While many of us are pulling the decorations out of the attic and getting ready for food, family and friendship, the crooks are dusting off old holiday scams and inventing new ones. Many of them take advantage of the increasing propensity of people to shop online.
The Better Business Bureau and McAfee, a well-respected security software company, have identified common holiday scams. Here are a few examples:
Phishing emails telling you a FedEx or UPS package couldn't be delivered and instructing you to open an attachment that will tell you how to get the package. Doing so downloads a virus or other malware.
Fraudulent auction sites that victimize people looking for a good deal on gifts or gift cards.
E-greeting cards that supposedly contain a holiday message from a friend. Clicking on them may download malware.
"New friend requests" on social networking sites that actually link to viruses and other malware.
Santa screensavers or holiday ringtones you find on the Internet that link to malware.
Pop-up boxes that tell you a virus has been detected on your computer and instruct you to download a program that will delete it. At best, this "scareware" won't work; at worst, it will download the virus.
Follow these tips to thwart the grinches who want to steal your holiday joy:
Install the most recent updates for spam filters, anti-virus and anti-spyware software, and a secure firewall on your computer.
Always look for the BBB seal or other well-known trustmarks when shopping online and click on the seal to confirm it's legitimate. When shopping on sites that aren't household names, check the business out with the BBB before you buy.
Beware of websites that don't have a phone number or physical address for the company. If you're shopping on the website, look for refund and privacy policies. If any of this information is missing, shop elsewhere.
When purchasing items on auction websites, check out the site and the seller and always listen to your doubts if the deal doesn't sound legitimate.
Beware of solicitations from charities that you aren't familiar with and don't be misled by sound-alike names. Always research the charity.
Don't click on any links or open any attachments to e-mails until you've confirmed that they're not malicious. E-mail addresses that don't match up, typos and grammatical mistakes are common red flags of a malicious phishing e-mail.
Never pay money upfront to get a job.
Use a credit card to make payment.

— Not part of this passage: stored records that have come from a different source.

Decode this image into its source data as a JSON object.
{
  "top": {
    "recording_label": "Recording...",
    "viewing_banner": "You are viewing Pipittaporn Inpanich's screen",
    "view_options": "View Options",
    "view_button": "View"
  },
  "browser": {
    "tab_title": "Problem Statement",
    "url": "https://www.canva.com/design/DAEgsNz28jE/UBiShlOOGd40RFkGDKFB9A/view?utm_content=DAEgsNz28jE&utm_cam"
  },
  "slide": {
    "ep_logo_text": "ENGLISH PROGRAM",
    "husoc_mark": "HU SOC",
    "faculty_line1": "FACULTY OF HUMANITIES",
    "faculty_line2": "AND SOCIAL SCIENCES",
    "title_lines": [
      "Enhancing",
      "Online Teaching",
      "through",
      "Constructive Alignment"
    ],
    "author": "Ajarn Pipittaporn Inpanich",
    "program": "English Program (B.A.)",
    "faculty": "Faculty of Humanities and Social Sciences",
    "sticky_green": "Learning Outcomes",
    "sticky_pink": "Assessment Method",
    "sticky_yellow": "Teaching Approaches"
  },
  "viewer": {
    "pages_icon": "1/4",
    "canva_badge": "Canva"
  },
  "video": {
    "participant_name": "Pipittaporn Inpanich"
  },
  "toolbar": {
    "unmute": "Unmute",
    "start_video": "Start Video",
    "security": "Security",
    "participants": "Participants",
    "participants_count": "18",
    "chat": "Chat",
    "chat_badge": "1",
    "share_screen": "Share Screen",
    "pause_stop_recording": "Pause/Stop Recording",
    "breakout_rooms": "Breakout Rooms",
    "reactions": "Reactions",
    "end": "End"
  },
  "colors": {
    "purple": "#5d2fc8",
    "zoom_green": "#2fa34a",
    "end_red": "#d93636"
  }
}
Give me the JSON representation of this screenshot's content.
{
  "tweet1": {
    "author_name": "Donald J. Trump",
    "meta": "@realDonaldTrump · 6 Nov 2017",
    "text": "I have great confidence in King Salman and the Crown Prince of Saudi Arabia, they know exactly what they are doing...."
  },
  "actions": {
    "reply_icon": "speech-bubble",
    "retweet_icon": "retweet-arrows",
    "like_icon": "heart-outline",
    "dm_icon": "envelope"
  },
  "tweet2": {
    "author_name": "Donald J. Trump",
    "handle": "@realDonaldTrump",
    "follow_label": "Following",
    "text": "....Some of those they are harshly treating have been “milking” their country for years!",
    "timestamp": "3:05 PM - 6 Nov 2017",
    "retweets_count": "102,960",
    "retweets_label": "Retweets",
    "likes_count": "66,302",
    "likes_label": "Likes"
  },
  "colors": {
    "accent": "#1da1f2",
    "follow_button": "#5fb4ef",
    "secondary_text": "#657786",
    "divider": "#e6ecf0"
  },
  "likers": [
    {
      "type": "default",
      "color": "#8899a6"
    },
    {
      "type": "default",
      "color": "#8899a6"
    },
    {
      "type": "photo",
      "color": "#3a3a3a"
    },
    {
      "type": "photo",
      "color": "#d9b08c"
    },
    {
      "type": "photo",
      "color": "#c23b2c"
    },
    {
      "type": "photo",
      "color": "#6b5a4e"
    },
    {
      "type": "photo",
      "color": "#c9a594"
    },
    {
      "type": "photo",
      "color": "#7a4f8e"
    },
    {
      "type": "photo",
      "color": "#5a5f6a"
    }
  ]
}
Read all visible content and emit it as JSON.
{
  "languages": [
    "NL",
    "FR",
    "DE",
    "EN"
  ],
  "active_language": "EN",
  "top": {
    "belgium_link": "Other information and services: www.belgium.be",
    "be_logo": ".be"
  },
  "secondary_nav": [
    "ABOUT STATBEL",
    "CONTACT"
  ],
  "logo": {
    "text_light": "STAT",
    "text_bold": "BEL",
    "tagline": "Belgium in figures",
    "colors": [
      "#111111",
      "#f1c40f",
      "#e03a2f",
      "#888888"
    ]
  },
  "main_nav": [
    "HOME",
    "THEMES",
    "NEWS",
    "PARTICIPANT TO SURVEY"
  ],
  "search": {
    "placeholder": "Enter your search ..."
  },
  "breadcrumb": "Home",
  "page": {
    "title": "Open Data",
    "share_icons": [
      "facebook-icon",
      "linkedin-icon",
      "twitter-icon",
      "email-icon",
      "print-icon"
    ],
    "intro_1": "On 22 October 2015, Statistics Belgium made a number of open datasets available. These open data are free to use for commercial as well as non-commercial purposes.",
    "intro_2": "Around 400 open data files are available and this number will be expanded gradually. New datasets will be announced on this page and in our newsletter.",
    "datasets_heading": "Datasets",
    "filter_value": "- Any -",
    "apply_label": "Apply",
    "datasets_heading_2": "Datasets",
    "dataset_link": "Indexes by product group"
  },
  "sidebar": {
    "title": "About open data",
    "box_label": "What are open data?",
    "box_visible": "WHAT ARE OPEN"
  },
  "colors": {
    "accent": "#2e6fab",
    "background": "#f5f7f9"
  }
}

You'll have more recourse if something goes wrong than if you pay by check or cash. Never wire money as payment.
My final piece of advice is good during the holidays and year-round -- if it sounds too good to be true, it probably is.
-- Randy Hutchinson: email@example.com.
Reprinted with permission from The Commercial Appeal